Activity >> Show all lines of the entries in which the word "size" is found.

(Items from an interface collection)
^^^^
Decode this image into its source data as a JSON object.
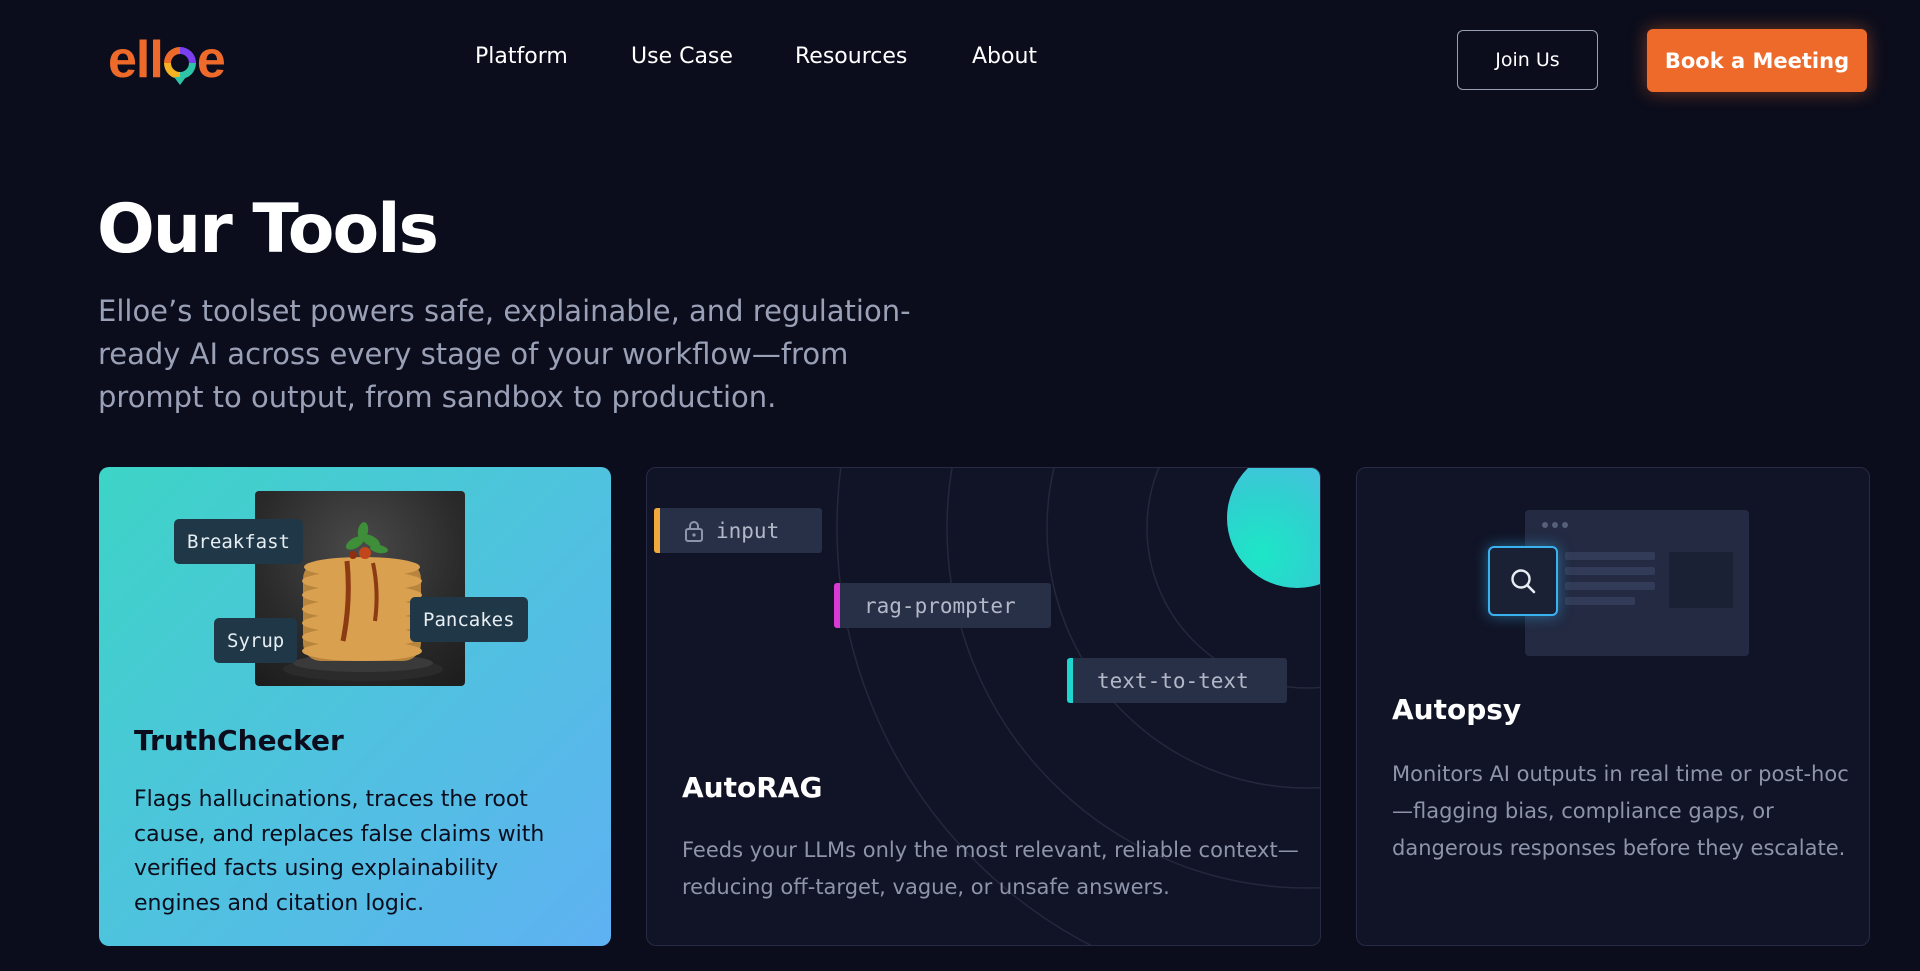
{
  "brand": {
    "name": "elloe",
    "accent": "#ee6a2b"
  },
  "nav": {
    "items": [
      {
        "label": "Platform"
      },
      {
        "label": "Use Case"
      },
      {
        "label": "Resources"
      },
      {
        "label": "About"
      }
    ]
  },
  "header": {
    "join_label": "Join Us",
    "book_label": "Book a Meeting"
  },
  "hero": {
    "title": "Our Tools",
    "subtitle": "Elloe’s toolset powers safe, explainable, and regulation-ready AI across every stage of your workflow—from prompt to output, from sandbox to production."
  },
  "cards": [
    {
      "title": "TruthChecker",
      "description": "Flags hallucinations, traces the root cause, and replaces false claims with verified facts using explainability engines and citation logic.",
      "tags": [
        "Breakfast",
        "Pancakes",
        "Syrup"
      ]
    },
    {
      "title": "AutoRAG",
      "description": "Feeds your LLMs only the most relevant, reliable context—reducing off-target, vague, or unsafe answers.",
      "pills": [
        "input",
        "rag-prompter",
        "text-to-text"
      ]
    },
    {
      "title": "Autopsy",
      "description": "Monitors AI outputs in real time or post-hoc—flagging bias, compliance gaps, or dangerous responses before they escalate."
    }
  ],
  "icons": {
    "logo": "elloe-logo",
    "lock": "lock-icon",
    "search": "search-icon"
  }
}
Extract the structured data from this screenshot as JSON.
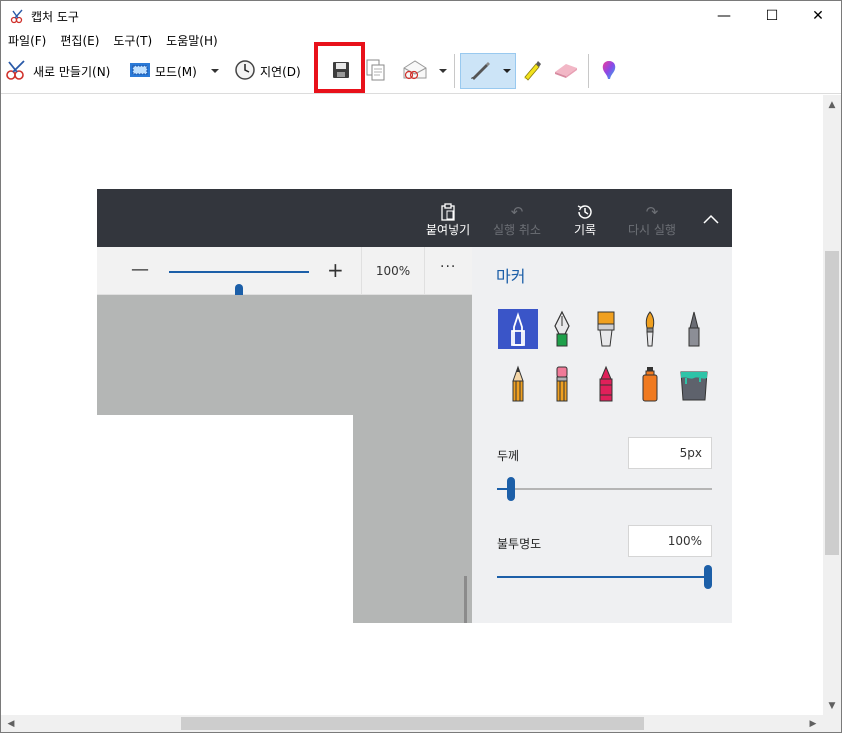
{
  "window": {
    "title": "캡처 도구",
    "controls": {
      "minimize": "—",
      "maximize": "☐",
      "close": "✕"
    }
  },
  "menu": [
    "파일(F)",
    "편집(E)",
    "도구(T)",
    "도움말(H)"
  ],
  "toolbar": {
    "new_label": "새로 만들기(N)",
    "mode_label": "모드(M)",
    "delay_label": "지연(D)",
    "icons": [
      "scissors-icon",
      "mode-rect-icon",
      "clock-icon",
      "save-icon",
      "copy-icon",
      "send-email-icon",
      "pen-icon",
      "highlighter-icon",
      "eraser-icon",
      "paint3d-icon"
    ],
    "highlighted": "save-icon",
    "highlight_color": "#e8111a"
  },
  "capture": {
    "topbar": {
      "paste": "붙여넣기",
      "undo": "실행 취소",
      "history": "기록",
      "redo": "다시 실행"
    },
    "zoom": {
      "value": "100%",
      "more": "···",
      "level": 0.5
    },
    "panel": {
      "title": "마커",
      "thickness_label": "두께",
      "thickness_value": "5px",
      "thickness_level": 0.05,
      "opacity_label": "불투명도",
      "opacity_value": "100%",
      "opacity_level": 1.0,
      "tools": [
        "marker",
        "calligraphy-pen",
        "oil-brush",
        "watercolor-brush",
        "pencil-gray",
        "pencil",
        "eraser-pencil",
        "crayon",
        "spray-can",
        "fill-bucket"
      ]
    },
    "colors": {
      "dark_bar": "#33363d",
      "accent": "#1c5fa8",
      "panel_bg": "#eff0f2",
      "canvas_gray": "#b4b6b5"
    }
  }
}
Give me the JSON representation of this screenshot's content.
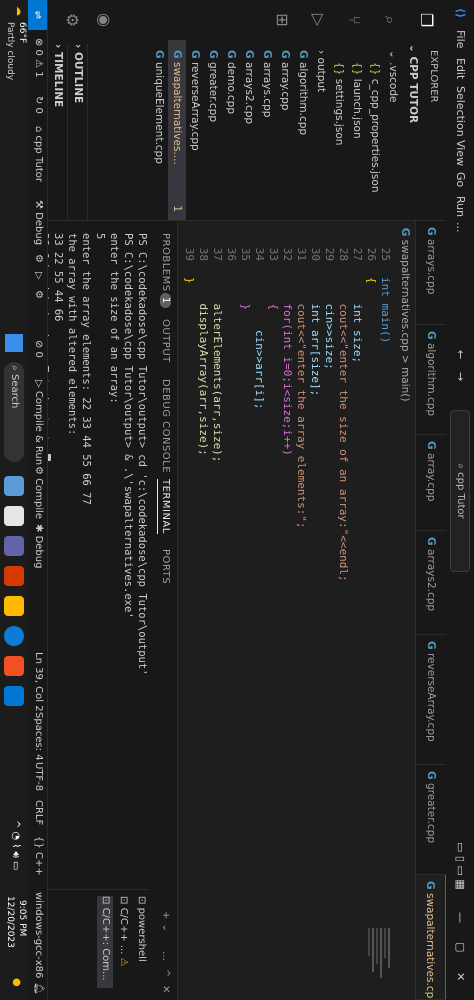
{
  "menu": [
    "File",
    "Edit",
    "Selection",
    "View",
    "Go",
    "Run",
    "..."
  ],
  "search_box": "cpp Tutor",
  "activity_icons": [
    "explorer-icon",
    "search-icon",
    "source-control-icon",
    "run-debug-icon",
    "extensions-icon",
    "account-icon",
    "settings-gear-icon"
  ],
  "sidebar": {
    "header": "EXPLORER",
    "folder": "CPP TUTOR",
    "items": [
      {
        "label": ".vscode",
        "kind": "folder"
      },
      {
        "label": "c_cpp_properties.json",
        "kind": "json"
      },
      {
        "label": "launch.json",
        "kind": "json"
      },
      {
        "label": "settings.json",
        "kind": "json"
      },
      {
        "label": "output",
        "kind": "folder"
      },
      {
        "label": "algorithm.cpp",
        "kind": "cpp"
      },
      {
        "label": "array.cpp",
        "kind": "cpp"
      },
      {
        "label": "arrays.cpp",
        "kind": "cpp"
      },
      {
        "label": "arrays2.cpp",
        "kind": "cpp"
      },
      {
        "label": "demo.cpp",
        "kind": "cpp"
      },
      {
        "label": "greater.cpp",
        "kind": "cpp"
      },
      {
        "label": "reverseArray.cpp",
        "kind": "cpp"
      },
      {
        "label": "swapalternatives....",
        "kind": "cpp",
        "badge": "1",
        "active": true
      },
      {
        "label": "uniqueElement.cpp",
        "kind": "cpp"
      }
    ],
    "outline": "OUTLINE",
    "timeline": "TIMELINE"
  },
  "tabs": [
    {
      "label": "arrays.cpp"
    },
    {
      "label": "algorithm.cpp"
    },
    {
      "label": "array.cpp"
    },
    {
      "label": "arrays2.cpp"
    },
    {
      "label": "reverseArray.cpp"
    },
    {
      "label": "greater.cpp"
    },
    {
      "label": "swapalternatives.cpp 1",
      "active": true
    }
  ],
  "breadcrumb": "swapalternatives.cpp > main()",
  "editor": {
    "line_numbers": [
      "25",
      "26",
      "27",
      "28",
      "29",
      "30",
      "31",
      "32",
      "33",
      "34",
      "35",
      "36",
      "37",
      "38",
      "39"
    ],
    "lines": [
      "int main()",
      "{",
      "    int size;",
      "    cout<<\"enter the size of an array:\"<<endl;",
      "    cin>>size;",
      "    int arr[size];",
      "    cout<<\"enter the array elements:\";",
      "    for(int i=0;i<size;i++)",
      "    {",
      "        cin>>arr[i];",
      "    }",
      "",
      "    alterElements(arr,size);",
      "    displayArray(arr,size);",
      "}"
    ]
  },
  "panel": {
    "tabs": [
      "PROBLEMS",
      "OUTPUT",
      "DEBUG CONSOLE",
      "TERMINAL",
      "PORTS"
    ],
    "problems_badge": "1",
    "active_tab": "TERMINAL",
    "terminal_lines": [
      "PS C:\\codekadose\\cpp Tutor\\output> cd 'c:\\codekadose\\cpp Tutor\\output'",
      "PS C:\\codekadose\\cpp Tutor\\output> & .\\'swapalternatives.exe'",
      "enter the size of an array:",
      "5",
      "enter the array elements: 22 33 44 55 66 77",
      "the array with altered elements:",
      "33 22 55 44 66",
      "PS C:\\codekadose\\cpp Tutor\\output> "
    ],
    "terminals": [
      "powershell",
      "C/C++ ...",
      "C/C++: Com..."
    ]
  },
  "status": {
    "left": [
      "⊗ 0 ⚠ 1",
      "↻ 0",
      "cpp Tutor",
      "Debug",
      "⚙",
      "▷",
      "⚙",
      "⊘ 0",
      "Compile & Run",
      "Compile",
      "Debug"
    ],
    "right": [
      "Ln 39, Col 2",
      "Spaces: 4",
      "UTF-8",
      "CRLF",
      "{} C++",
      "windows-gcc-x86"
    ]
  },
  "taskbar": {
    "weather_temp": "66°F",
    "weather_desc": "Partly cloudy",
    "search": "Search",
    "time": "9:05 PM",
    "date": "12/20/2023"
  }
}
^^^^
Output of the exercise >>
      "    int size;",
      "    cout<<\"enter the size of an array:\"<<endl;",
      "    cin>>size;",
      "    int arr[size];",
      "    for(int i=0;i<size;i++)",
      "    alterElements(arr,size);",
      "    displayArray(arr,size);",
      "enter the size of an array:",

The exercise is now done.